In the latest issue of Modern Reformation Michael Horton has an article on "What is Discipleship Anyway?". The occasion for the article is the concern on the part of the younger generation to "follow Jesus." Not a bad desire by any means. But in this he detects this "promising emphasis on discipleship today is threatened by a strong tendency to reduce 'following Christ' to moral and social activism--apart from, and sometimes even against, a concern for doctrine." (15) I couldn't agree more. I see more and more Christians absorbed in social issues but with a disturbing corollary that they be solved apart from any uniquely Christian framework. In fact, for many any action which is deemed helping the needy is equated with being Christian. Horton quotes an article by Dan Kimball who appeals to Mark Oestreicher, "My Buddhist cousin, except for her unfortunate inability to embrace Jesus, is a better 'Christian' (based on Jesus' description of what a Christian does) than almost every Christian I know. If we were using Matthew 25 as a guide, she'd be a sheep; and almost every Christian I know personally would be a goat." (17, quote from The Emerging Church: Vintage Christianity for a New Generation, p. 35) The parable of the sheep and goats has become the paradigm for many as the "be all and end all" in any discussion on what defines a Christian. The argument goes something like this: "The final judgment is based on works. But not just any works. They are chiefly characterized by helping others. Therefore Christians are most fundamentally those who help others regardless of their doctrinal beliefs. There is nothing said here about having faith in Jesus. A Hindu or Buddhist can equally claim to be "Christian" by the standards of this parable." But Klyne Snodgrass in his book Stories With Intent offers some helpful comments regarding this viewpoint. He says, "Here, too, we must remember that parables are not whole systems of theology. They are limited analogies, and we interpret them correctly only when we stay within the analogies they propose." (559) And, "this narrative is not intended to be a complete statement of Matthew's view of discipleship or of the way of salvation.
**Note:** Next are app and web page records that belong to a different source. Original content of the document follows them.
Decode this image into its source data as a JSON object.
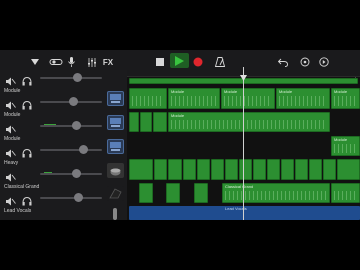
{
  "toolbar": {
    "fx_label": "FX",
    "colors": {
      "bg": "#1a1a1c",
      "play": "#39c43f",
      "record": "#e0262d"
    }
  },
  "tracks": [
    {
      "name": "",
      "volume": 0.52
    },
    {
      "name": "Module",
      "volume": 0.55
    },
    {
      "name": "Module",
      "volume": 0.55
    },
    {
      "name": "Module",
      "volume": 0.66
    },
    {
      "name": "Heavy",
      "volume": 0.55
    },
    {
      "name": "Classical Grand",
      "volume": 0.58
    },
    {
      "name": "Lead Vocals",
      "volume": 0.5
    }
  ],
  "regions": {
    "module_a": "Module",
    "module_b": "Module",
    "module_c": "Module",
    "module_d": "Module",
    "classical_a": "Classical Grand",
    "lead_vocals": "Lead Vocals"
  }
}
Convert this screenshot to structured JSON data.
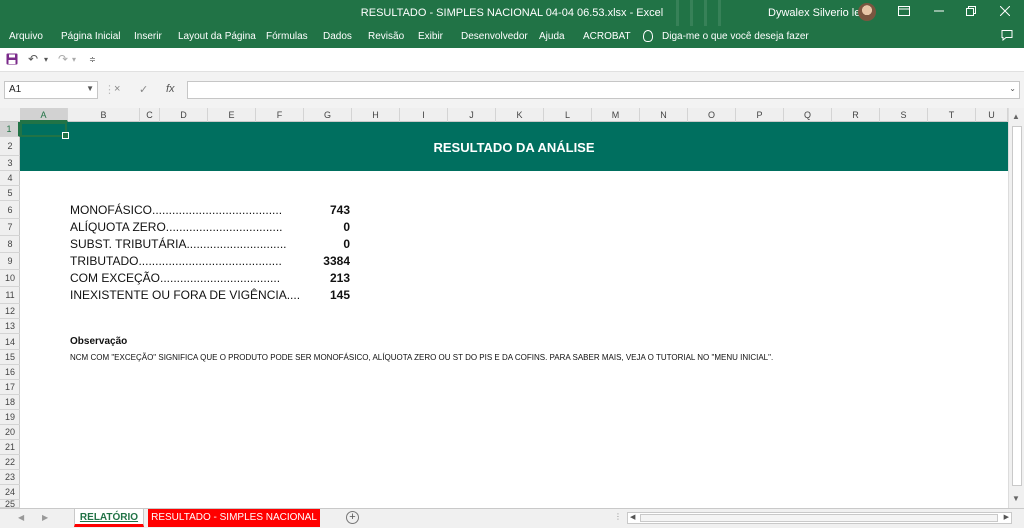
{
  "window": {
    "title": "RESULTADO - SIMPLES NACIONAL 04-04 06.53.xlsx  -  Excel",
    "user": "Dywalex Silverio leles"
  },
  "menu": {
    "items": [
      "Arquivo",
      "Página Inicial",
      "Inserir",
      "Layout da Página",
      "Fórmulas",
      "Dados",
      "Revisão",
      "Exibir",
      "Desenvolvedor",
      "Ajuda",
      "ACROBAT"
    ],
    "tell_me": "Diga-me o que você deseja fazer"
  },
  "formula_bar": {
    "name_box": "A1",
    "cancel_icon": "×",
    "enter_icon": "✓",
    "fx_label": "fx",
    "formula": ""
  },
  "columns": [
    "A",
    "B",
    "C",
    "D",
    "E",
    "F",
    "G",
    "H",
    "I",
    "J",
    "K",
    "L",
    "M",
    "N",
    "O",
    "P",
    "Q",
    "R",
    "S",
    "T",
    "U"
  ],
  "rows": [
    "1",
    "2",
    "3",
    "4",
    "5",
    "6",
    "7",
    "8",
    "9",
    "10",
    "11",
    "12",
    "13",
    "14",
    "15",
    "16",
    "17",
    "18",
    "19",
    "20",
    "21",
    "22",
    "23",
    "24",
    "25"
  ],
  "report": {
    "title": "RESULTADO DA ANÁLISE",
    "results": [
      {
        "label": "MONOFÁSICO.......................................",
        "value": "743"
      },
      {
        "label": "ALÍQUOTA ZERO...................................",
        "value": "0"
      },
      {
        "label": "SUBST. TRIBUTÁRIA..............................",
        "value": "0"
      },
      {
        "label": "TRIBUTADO...........................................",
        "value": "3384"
      },
      {
        "label": "COM EXCEÇÃO....................................",
        "value": "213"
      },
      {
        "label": "INEXISTENTE OU FORA DE VIGÊNCIA....",
        "value": "145"
      }
    ],
    "observation_title": "Observação",
    "observation_text": "NCM COM \"EXCEÇÃO\" SIGNIFICA QUE O PRODUTO PODE SER MONOFÁSICO, ALÍQUOTA ZERO OU ST DO PIS E DA COFINS. PARA SABER MAIS, VEJA O TUTORIAL NO \"MENU INICIAL\"."
  },
  "sheet_tabs": {
    "active": "RELATÓRIO",
    "other": "RESULTADO - SIMPLES NACIONAL",
    "add_label": "+"
  },
  "colors": {
    "excel_green": "#217346",
    "banner_teal": "#006f5f",
    "tab_red": "#ff0000"
  }
}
The narrative is a piece of the Gospel, not its whole theology in miniature." Singular appeals to this parable or any other are guilty of reductionism at its worst.
Horton is correct when he says, "When Jesus is turned into a generic moral example and his redemptive work is perceived chiefly in terms of a transforming social vision that we continue and extend, the gospel becomes a new law." (17) He continues, "We have become wordly at the places where we thought we were most pious. It is not a mark of faithfulness but of worldliness to identify Christian discipleship with emotional experience or a moral and social activism that eschews doctrine. It is not a sign of maturity when Christian communities no longer wrestle with the uniqueness of Christ and the objectivity of a gospel that can only be proclaimed and defended because its content is Christ's victorious life and obedience rather than ours." (18)
There is an implicit pride in this form of discipleship as well. It says we are more concerned with what we do for God than what God has done for us. At the end of the day it stands on the pathetic conglomerate of works as our prize to God rather than standing under the work of Christ. But works and faith aren't antithetical. Horton says, "Everything in the New Testament points to instruction in the faith that yields true discipleship, genuine maturity, and generous fruit bearing." (18) Works are the genuine fruit of a real faith. But outside the context of the gospel they are not Christ-exalting works.
(See the recent posts by Paul Adams on the role of faith and works in James chapter 2 and the quote of the day from the Scripture Zealot. Also relevant is the post from John Stackhouse "What Good are Theologians?" and the stinging reviews by Mike Wittmer on the works of Peter Rollins. The posts are called Theological Porn and Theological Chastity.)